Aging has been defined as the biological process by which the body changes throughout development, particularly as adulthood progresses. Aging is generally linked to a structural degradation which in turn implies capacity losses functional, with particular emphasis on those of adaptation and personal care.
There is currently no consensus in the scientific community around the specific nature and definition of aging. However, we can distinguish three types of aging: primary, secondary and tertiaryO. Each of these types encompasses different changes and is determined by specific causes.
Types of aging
The main types of aging are as follows.
1. Primary aging
When we talk about primary aging we are referring to a number of gradual and inevitable changes that happen in everyone as the years go by. Like other types of aging, it involves a deterioration in general functioning and the ability to adapt to the environment.
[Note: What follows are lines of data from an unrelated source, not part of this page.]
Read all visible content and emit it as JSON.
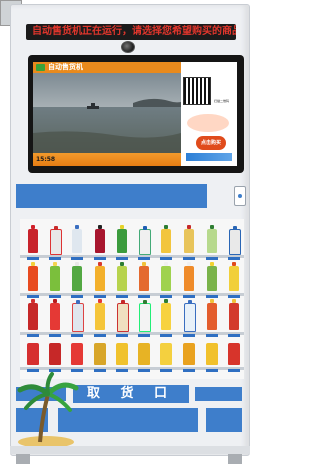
{
  "ticker": {
    "text": "自动售货机正在运行，请选择您希望购买的商品…"
  },
  "screen": {
    "title": "自动售货机",
    "time": "15:58",
    "scan_label": "扫描二维码",
    "promo_label": "点击购买"
  },
  "outlet": {
    "label": "取 货 口"
  },
  "colors": {
    "accent_blue": "#3e7ecb",
    "orange": "#e98a1d",
    "ticker_red": "#e0362c"
  }
}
All non-pathological processes that occur due to age are classified as primary aging; this is why it is also called “normative aging”. It occurs throughout adulthood, although its effects are much more noticeable in old age, especially in people who are not in good health.
Some of the changes that make up this type of aging include menopause, weakening and graying of hair, decreased speed of cognitive processing, loss of strength, the gradual onset of sensory deficits or an altered sexual response.
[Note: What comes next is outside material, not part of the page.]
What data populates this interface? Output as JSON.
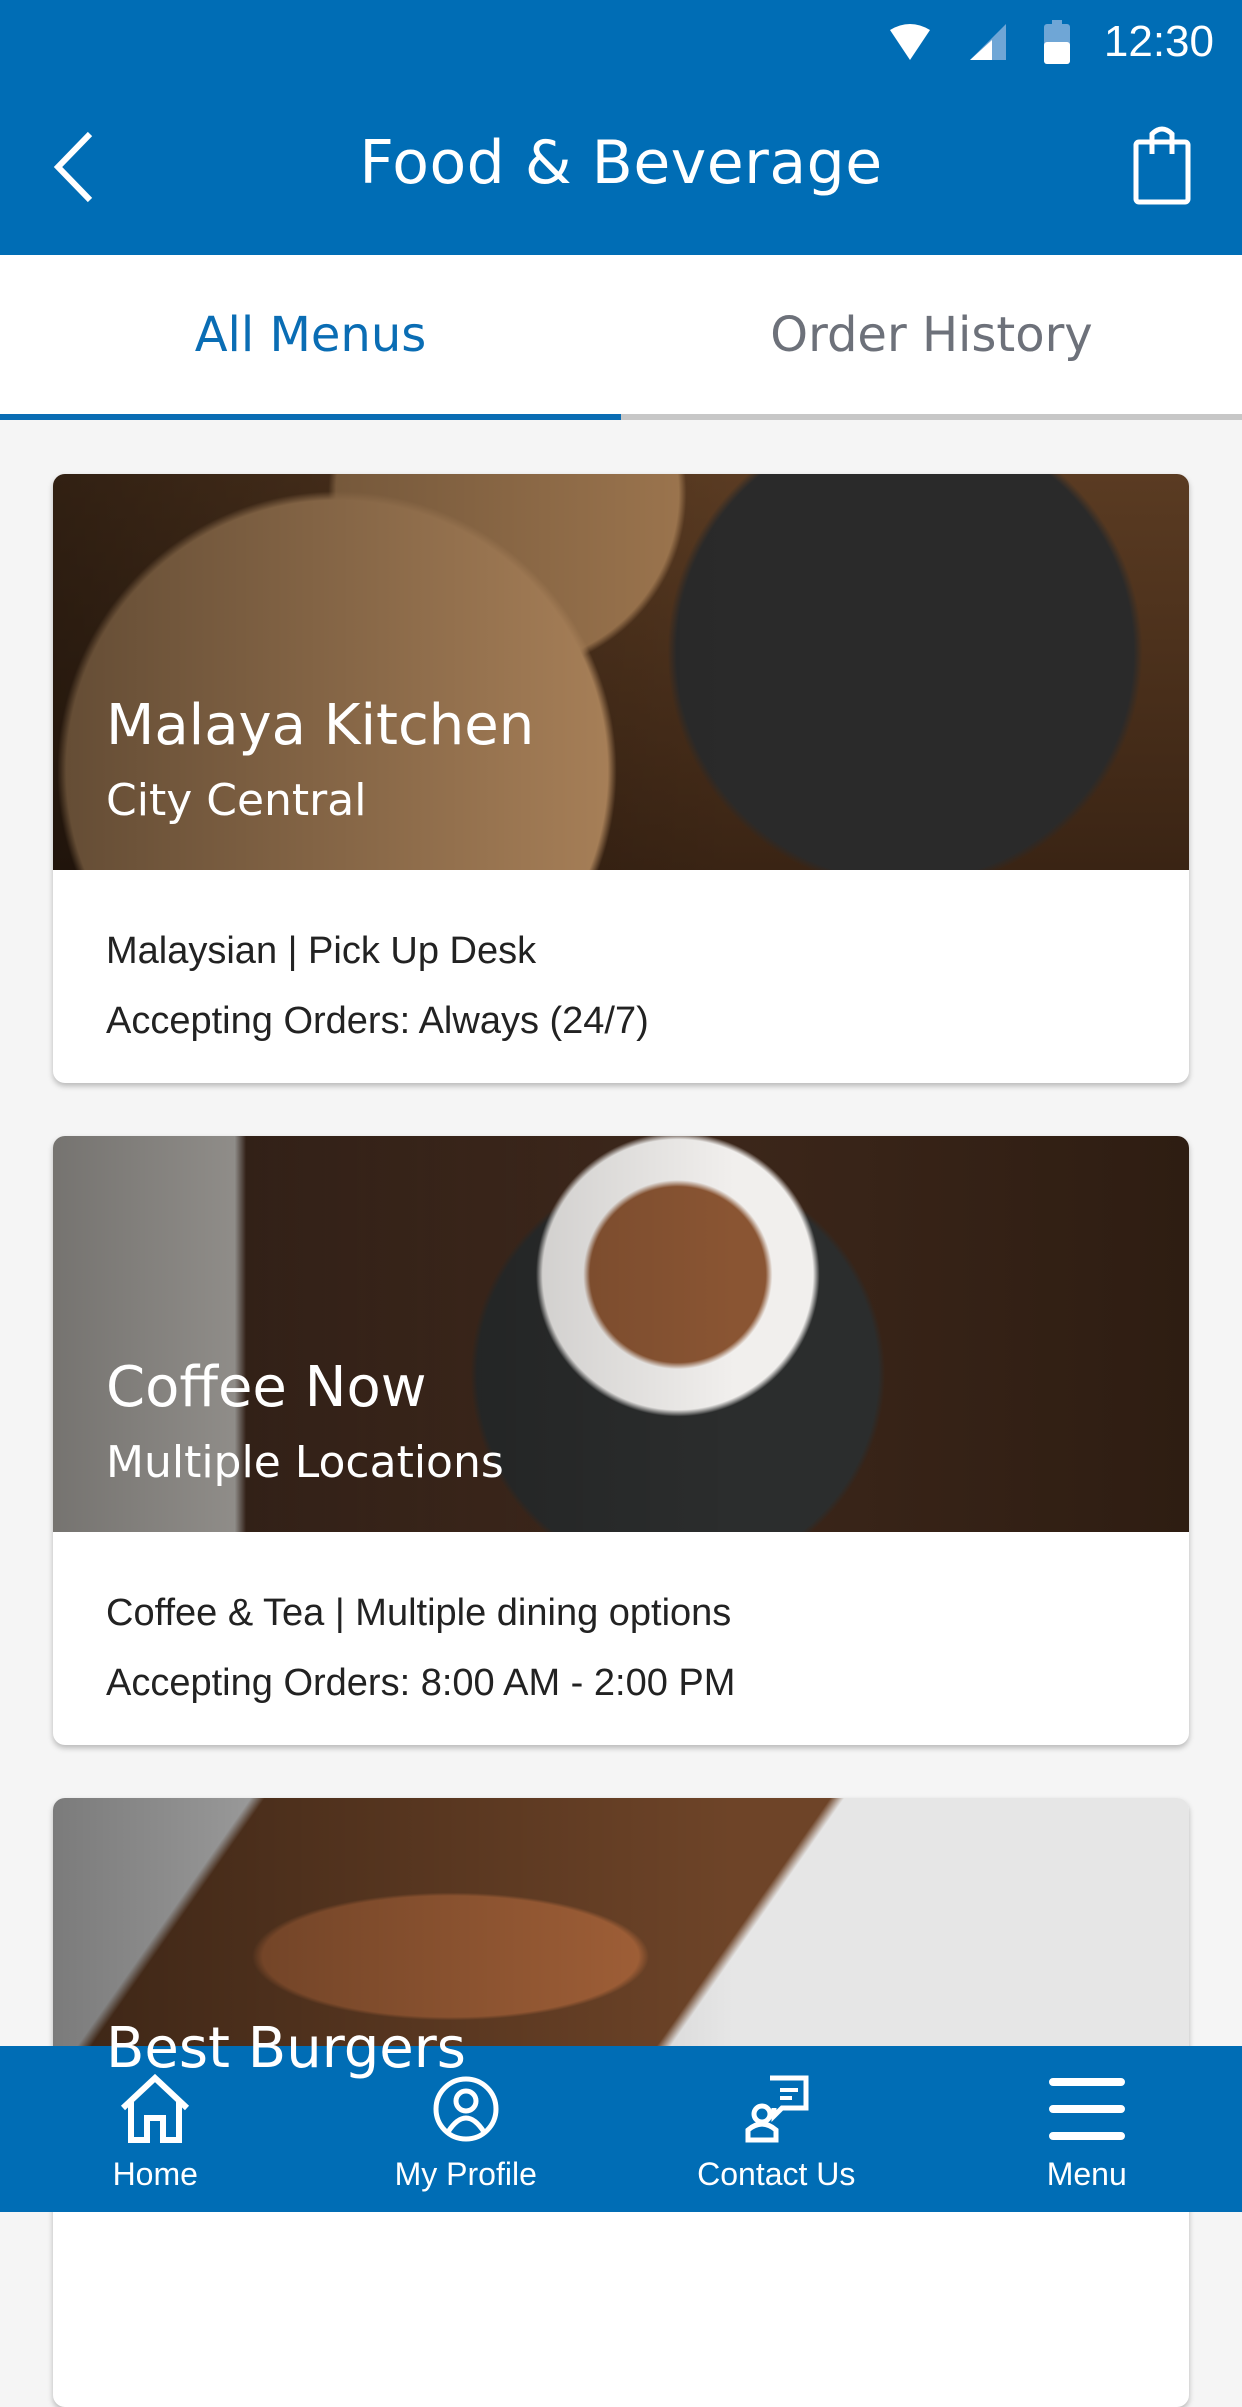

The biological processes involved in primary aging alter physical functioning, but are also associated with psychological and social changes. The latter are more influenced by the context, although when we speak of interindividual variability, this type of aging intersects the secondary.
Causes of primary aging
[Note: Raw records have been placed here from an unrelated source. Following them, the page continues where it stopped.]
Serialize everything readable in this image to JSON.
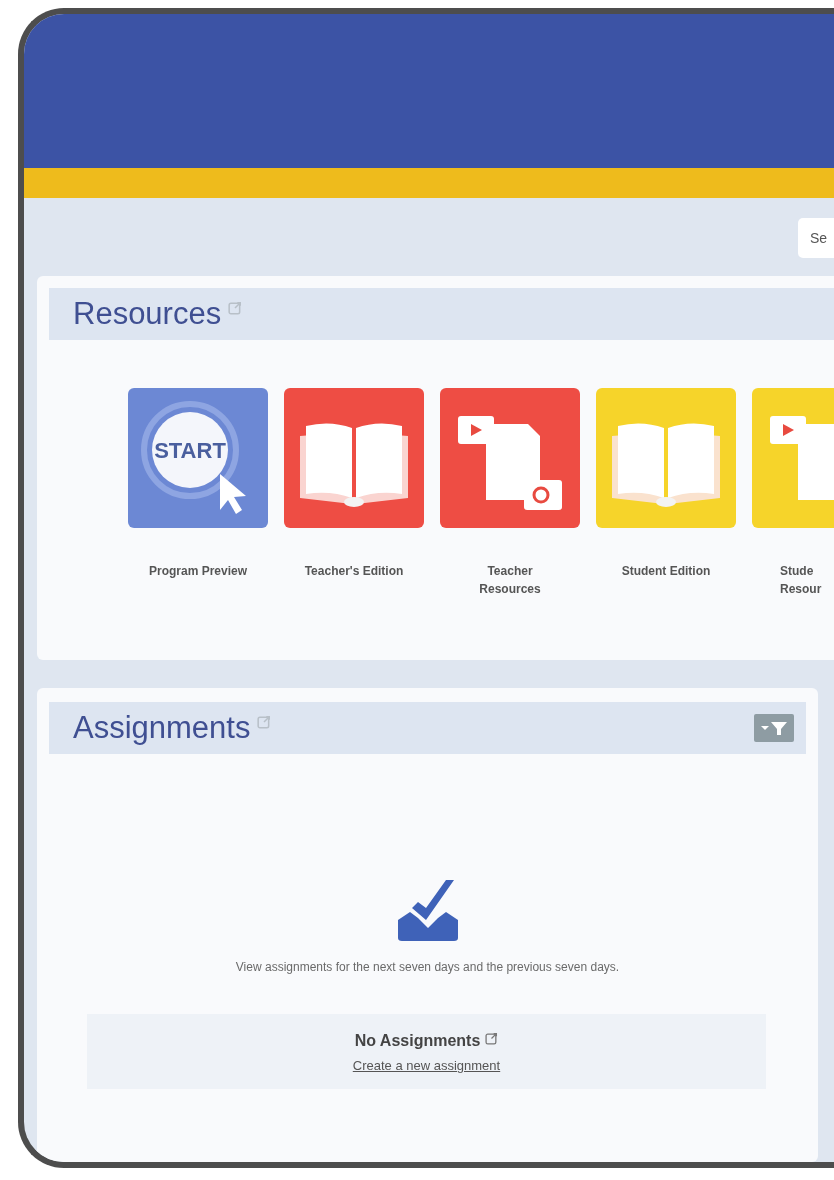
{
  "search": {
    "placeholder": "Se"
  },
  "resources": {
    "title": "Resources",
    "tiles": [
      {
        "kind": "start",
        "color": "#6c88d4",
        "badge": "START",
        "lines": [
          "Program Preview"
        ]
      },
      {
        "kind": "book",
        "color": "#ee4d44",
        "lines": [
          "Teacher's Edition"
        ]
      },
      {
        "kind": "media",
        "color": "#ee4d44",
        "lines": [
          "Teacher",
          "Resources"
        ]
      },
      {
        "kind": "book",
        "color": "#f6d42a",
        "lines": [
          "Student Edition"
        ]
      },
      {
        "kind": "media",
        "color": "#f6d42a",
        "lines": [
          "Stude",
          "Resour"
        ]
      }
    ]
  },
  "assignments": {
    "title": "Assignments",
    "message": "View assignments for the next seven days and the previous seven days.",
    "empty_title": "No Assignments",
    "create_link": "Create a new assignment"
  }
}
The main theories on primary aging conceptualize it as a genetically preprogrammed process. Factors such as the limited regenerative capacity of cells and the progressive deterioration of the immune system have a key influence on this type of aging.
The theory of genetic programming asserts that with maturity, the genes that trigger aging are activated, and that of the pacemaker proposes that these changes are due to the hormonal imbalance produced by the “disconnection” of the body clock from the body. hypothalamus. According to the immune theory, in old age the immune system attacks the body.
Other perspectives argue that primary aging is a consequence of the build-up of damage in the body, and not of steadfast genetic factors. These assumptions, generally less accepted than genetic assumptions, are known as “non-genetic cell theories” or “random damage theories”.
The free radical theory, the most popular of this group, states that the release of free electrons resulting from the normal activity of the body causes cumulative damage to cell membranes and chromosomes.
Other close hypotheses attribute the deterioration to the spontaneous construction of harmful molecules, the inability of the body to protect itself indefinitely from harmful environmental influences, the accumulation of errors in protein synthesis (which would alter genetic transcription) or the normal effects of metabolism. .
2. Secondary aging
This type of aging consists of changes caused by behavioral and environmental factors, Foreign to natural biological processes. It is often argued that secondary aging can be avoided, avoided or reversed, but this is not always the case; the key characteristic is the non-universality of the processes that compose it.
The main factors that determine the intensity of secondary aging are state of health, lifestyle and environmental influences. Thus, suffering from diseases such as cardiovascular disorders, having an unhealthy diet, being sedentary, consuming tobacco, being directly exposed to the sun or breathing polluted air all promote this type of change.
Many physical and psychological deficits typical of old age can be viewed as a consequence of secondary aging, although they tend to be viewed as manifestations of primary; for example, pathological cognitive impairment and cancer become much more common as age progresses, but do not occur in all people.
3. Tertiary aging
The concept of tertiary aging refers to rapid losses that occur shortly before death. Although it affects the body at all levels, this type of aging is particularly noticeable in the cognitive and psychological domain; for example, in the last months or years of life, the personality tends to become destabilized.
In 1962, Kleemeier proposed the hypothesis of the “terminal drop”, which in English is called “terminal drop”. This author and some longitudinal research have suggested that as death approaches, cognitive abilities and adaptability deteriorate dramatically, leading to increased vulnerability.
Birren and Cunningham Cascade Aging Model proposes that the three types of aging interact with each other, so that their effects are mutually reinforcing. Thus, secondary aging causes an intensification of the effects of natural biological alterations, and these changes are even more marked at the end of life.